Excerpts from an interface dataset
****
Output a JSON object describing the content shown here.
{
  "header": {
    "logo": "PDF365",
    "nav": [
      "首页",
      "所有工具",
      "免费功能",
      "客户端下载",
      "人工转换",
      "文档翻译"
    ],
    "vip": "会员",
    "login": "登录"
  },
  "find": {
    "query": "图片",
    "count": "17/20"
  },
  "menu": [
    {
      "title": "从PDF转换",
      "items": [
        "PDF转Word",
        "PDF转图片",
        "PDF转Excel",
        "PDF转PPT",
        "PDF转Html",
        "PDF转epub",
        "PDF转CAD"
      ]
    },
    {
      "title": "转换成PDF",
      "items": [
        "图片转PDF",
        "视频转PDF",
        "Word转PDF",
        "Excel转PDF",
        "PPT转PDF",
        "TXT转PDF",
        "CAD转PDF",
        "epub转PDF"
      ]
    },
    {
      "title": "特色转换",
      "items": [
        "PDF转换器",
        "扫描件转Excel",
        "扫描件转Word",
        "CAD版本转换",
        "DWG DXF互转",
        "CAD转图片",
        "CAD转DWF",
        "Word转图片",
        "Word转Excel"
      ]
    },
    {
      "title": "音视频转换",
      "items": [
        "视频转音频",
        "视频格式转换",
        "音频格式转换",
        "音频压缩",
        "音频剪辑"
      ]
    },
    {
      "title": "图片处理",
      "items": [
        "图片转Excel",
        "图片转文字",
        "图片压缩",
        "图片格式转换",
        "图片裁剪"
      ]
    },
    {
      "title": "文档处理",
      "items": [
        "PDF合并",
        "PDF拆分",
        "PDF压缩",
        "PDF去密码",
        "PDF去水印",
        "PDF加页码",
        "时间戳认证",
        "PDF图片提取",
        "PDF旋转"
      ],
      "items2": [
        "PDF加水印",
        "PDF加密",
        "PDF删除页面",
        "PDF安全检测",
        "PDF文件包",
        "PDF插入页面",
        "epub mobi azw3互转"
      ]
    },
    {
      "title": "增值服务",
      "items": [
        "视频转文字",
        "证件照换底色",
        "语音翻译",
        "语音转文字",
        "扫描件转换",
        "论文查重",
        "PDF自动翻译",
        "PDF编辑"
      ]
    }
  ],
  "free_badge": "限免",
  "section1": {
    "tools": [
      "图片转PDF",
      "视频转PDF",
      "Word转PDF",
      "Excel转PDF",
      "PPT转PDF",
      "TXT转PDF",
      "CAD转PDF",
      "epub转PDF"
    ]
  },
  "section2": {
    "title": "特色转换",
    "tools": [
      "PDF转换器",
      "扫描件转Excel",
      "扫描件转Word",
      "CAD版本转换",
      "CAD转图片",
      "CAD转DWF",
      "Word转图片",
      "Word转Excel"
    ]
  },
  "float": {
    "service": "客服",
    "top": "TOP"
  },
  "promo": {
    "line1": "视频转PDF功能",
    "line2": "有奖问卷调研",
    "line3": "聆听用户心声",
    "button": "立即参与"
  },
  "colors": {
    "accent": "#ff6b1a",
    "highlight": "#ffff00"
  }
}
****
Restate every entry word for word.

§ **RESPONSE TO THIS TASK**:
Output a JSON object describing the content shown here.
{
  "header": {
    "logo": "PDF365",
    "nav": [
      "首页",
      "所有工具",
      "免费功能",
      "客户端下载",
      "人工转换",
      "文档翻译"
    ],
    "vip": "会员",
    "login": "登录"
  },
  "find": {
    "query": "图片",
    "count": "17/20"
  },
  "menu": [
    {
      "title": "从PDF转换",
      "items": [
        "PDF转Word",
        "PDF转图片",
        "PDF转Excel",
        "PDF转PPT",
        "PDF转Html",
        "PDF转epub",
        "PDF转CAD"
      ]
    },
    {
      "title": "转换成PDF",
      "items": [
        "图片转PDF",
        "视频转PDF",
        "Word转PDF",
        "Excel转PDF",
        "PPT转PDF",
        "TXT转PDF",
        "CAD转PDF",
        "epub转PDF"
      ]
    },
    {
      "title": "特色转换",
      "items": [
        "PDF转换器",
        "扫描件转Excel",
        "扫描件转Word",
        "CAD版本转换",
        "DWG DXF互转",
        "CAD转图片",
        "CAD转DWF",
        "Word转图片",
        "Word转Excel"
      ]
    },
    {
      "title": "音视频转换",
      "items": [
        "视频转音频",
        "视频格式转换",
        "音频格式转换",
        "音频压缩",
        "音频剪辑"
      ]
    },
    {
      "title": "图片处理",
      "items": [
        "图片转Excel",
        "图片转文字",
        "图片压缩",
        "图片格式转换",
        "图片裁剪"
      ]
    },
    {
      "title": "文档处理",
      "items": [
        "PDF合并",
        "PDF拆分",
        "PDF压缩",
        "PDF去密码",
        "PDF去水印",
        "PDF加页码",
        "时间戳认证",
        "PDF图片提取",
        "PDF旋转"
      ],
      "items2": [
        "PDF加水印",
        "PDF加密",
        "PDF删除页面",
        "PDF安全检测",
        "PDF文件包",
        "PDF插入页面",
        "epub mobi azw3互转"
      ]
    },
    {
      "title": "增值服务",
      "items": [
        "视频转文字",
        "证件照换底色",
        "语音翻译",
        "语音转文字",
        "扫描件转换",
        "论文查重",
        "PDF自动翻译",
        "PDF编辑"
      ]
    }
  ],
  "free_badge": "限免",
  "section1": {
    "tools": [
      "图片转PDF",
      "视频转PDF",
      "Word转PDF",
      "Excel转PDF",
      "PPT转PDF",
      "TXT转PDF",
      "CAD转PDF",
      "epub转PDF"
    ]
  },
  "section2": {
    "title": "特色转换",
    "tools": [
      "PDF转换器",
      "扫描件转Excel",
      "扫描件转Word",
      "CAD版本转换",
      "CAD转图片",
      "CAD转DWF",
      "Word转图片",
      "Word转Excel"
    ]
  },
  "float": {
    "service": "客服",
    "top": "TOP"
  },
  "promo": {
    "line1": "视频转PDF功能",
    "line2": "有奖问卷调研",
    "line3": "聆听用户心声",
    "button": "立即参与"
  },
  "colors": {
    "accent": "#ff6b1a",
    "highlight": "#ffff00"
  }
}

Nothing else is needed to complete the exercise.